EXERCISE OBJECTIVE: Each record that follows goes into your reply unchanged; the pictures do not.

INPUT FOR THIS TASK:

= = =

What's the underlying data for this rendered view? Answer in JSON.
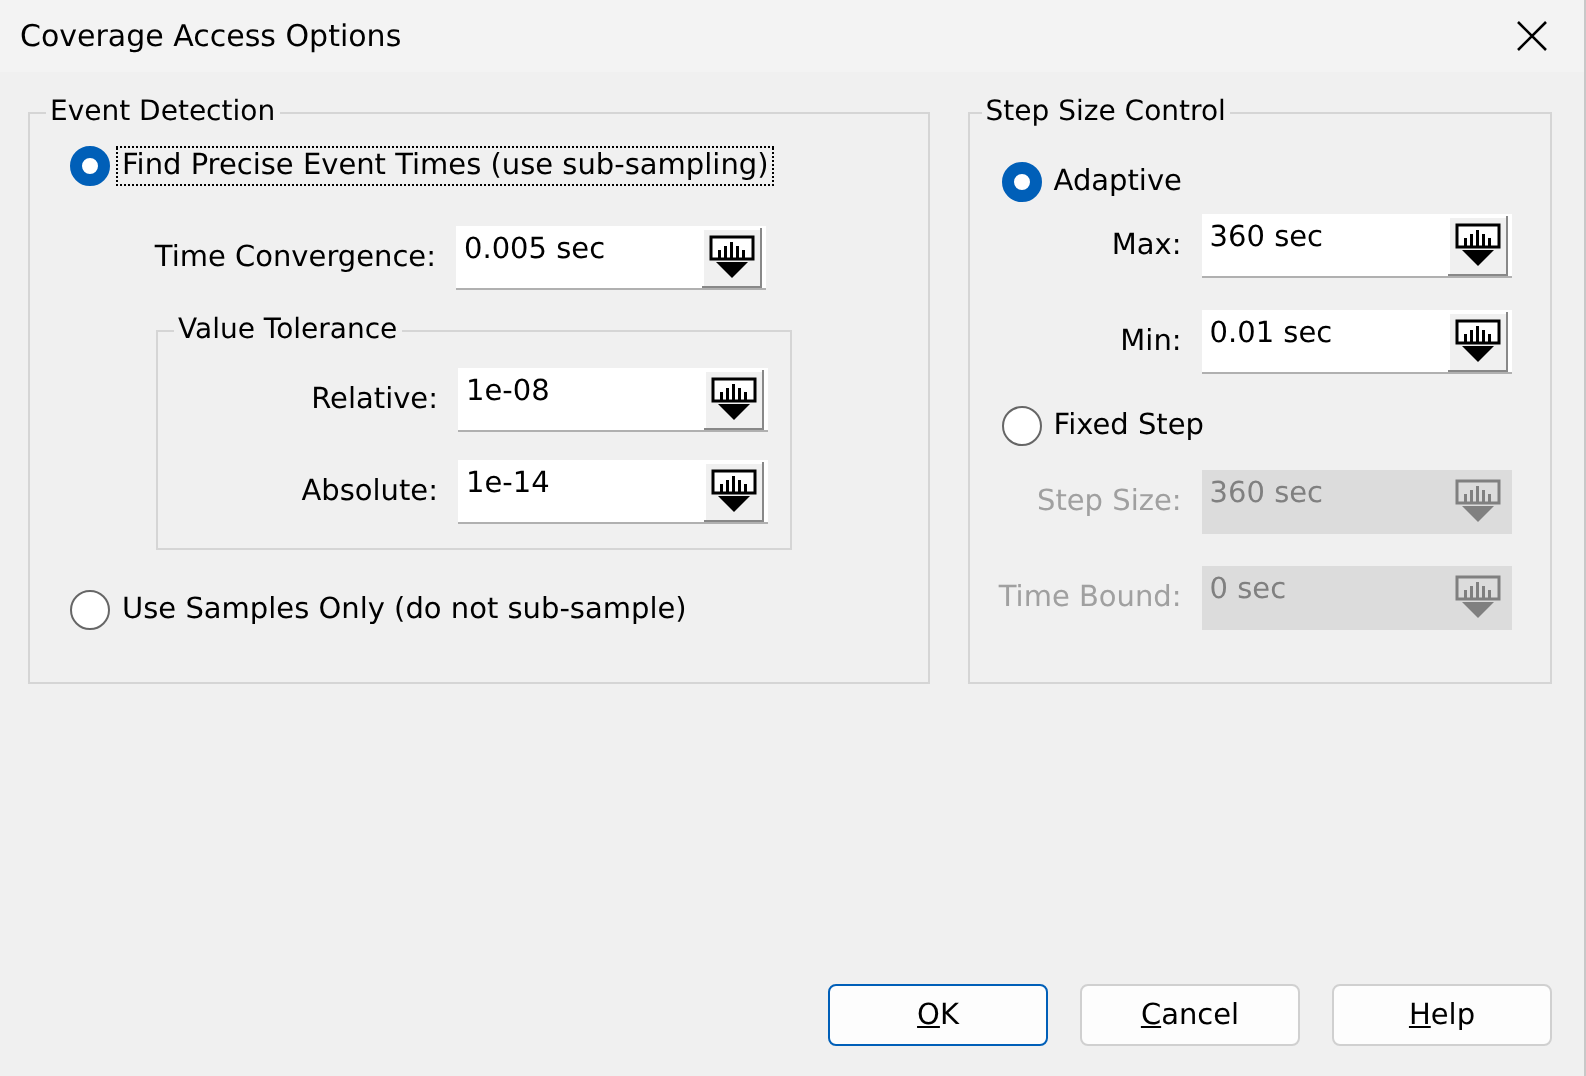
{
  "window": {
    "title": "Coverage Access Options"
  },
  "event_detection": {
    "title": "Event Detection",
    "precise_option": {
      "label": "Find Precise Event Times (use sub-sampling)",
      "selected": true,
      "focused": true
    },
    "time_convergence": {
      "label": "Time Convergence:",
      "value": "0.005 sec",
      "disabled": false
    },
    "value_tolerance": {
      "title": "Value Tolerance",
      "fields": [
        {
          "label": "Relative:",
          "value": "1e-08",
          "disabled": false
        },
        {
          "label": "Absolute:",
          "value": "1e-14",
          "disabled": false
        }
      ]
    },
    "samples_option": {
      "label": "Use Samples Only (do not sub-sample)",
      "selected": false,
      "focused": false
    }
  },
  "step_size_control": {
    "title": "Step Size Control",
    "adaptive_option": {
      "label": "Adaptive",
      "selected": true,
      "focused": false
    },
    "adaptive_fields": [
      {
        "label": "Max:",
        "value": "360 sec",
        "disabled": false
      },
      {
        "label": "Min:",
        "value": "0.01 sec",
        "disabled": false
      }
    ],
    "fixed_option": {
      "label": "Fixed Step",
      "selected": false,
      "focused": false
    },
    "fixed_fields": [
      {
        "label": "Step Size:",
        "value": "360 sec",
        "disabled": true
      },
      {
        "label": "Time Bound:",
        "value": "0 sec",
        "disabled": true
      }
    ]
  },
  "buttons": [
    {
      "label": "OK",
      "underline_first": true,
      "default": true
    },
    {
      "label": "Cancel",
      "underline_first": true,
      "default": false
    },
    {
      "label": "Help",
      "underline_first": true,
      "default": false
    }
  ]
}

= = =

SOLUTION FOR THIS PROBLEM:
What's the underlying data for this rendered view? Answer in JSON.
{
  "window": {
    "title": "Coverage Access Options"
  },
  "event_detection": {
    "title": "Event Detection",
    "precise_option": {
      "label": "Find Precise Event Times (use sub-sampling)",
      "selected": true,
      "focused": true
    },
    "time_convergence": {
      "label": "Time Convergence:",
      "value": "0.005 sec",
      "disabled": false
    },
    "value_tolerance": {
      "title": "Value Tolerance",
      "fields": [
        {
          "label": "Relative:",
          "value": "1e-08",
          "disabled": false
        },
        {
          "label": "Absolute:",
          "value": "1e-14",
          "disabled": false
        }
      ]
    },
    "samples_option": {
      "label": "Use Samples Only (do not sub-sample)",
      "selected": false,
      "focused": false
    }
  },
  "step_size_control": {
    "title": "Step Size Control",
    "adaptive_option": {
      "label": "Adaptive",
      "selected": true,
      "focused": false
    },
    "adaptive_fields": [
      {
        "label": "Max:",
        "value": "360 sec",
        "disabled": false
      },
      {
        "label": "Min:",
        "value": "0.01 sec",
        "disabled": false
      }
    ],
    "fixed_option": {
      "label": "Fixed Step",
      "selected": false,
      "focused": false
    },
    "fixed_fields": [
      {
        "label": "Step Size:",
        "value": "360 sec",
        "disabled": true
      },
      {
        "label": "Time Bound:",
        "value": "0 sec",
        "disabled": true
      }
    ]
  },
  "buttons": [
    {
      "label": "OK",
      "underline_first": true,
      "default": true
    },
    {
      "label": "Cancel",
      "underline_first": true,
      "default": false
    },
    {
      "label": "Help",
      "underline_first": true,
      "default": false
    }
  ]
}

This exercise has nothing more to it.